Available records below:

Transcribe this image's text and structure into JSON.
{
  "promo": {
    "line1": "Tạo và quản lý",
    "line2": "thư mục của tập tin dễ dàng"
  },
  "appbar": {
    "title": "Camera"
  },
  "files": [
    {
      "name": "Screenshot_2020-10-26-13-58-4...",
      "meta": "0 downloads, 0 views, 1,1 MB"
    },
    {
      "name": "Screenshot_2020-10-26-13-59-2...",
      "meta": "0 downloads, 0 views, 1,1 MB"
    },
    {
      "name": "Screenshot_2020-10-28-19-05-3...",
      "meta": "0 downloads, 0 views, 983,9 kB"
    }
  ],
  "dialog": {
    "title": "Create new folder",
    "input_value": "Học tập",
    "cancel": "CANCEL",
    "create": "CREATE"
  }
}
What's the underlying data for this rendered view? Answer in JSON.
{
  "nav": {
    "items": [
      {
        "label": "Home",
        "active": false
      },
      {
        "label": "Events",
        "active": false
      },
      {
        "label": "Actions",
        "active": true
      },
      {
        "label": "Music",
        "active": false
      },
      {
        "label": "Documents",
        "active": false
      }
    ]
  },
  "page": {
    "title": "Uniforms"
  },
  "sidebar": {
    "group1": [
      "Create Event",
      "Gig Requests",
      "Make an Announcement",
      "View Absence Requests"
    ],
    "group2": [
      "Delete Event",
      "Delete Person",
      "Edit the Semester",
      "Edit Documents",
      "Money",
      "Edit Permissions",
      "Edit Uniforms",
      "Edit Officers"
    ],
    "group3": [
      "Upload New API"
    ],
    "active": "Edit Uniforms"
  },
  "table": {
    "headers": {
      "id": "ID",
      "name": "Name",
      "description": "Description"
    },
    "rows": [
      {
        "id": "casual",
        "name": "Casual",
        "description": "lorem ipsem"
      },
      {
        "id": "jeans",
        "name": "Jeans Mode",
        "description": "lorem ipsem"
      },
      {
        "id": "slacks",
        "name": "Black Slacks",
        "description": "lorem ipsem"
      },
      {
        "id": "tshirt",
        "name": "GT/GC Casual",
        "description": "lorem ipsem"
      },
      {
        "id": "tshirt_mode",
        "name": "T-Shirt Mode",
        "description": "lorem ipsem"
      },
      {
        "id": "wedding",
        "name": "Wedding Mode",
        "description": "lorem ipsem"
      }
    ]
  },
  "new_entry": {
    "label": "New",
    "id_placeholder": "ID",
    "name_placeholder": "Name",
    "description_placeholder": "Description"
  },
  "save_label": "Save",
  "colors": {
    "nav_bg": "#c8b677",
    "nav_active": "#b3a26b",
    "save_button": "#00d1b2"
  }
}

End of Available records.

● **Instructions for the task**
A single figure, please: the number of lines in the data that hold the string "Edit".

● **Response area**
6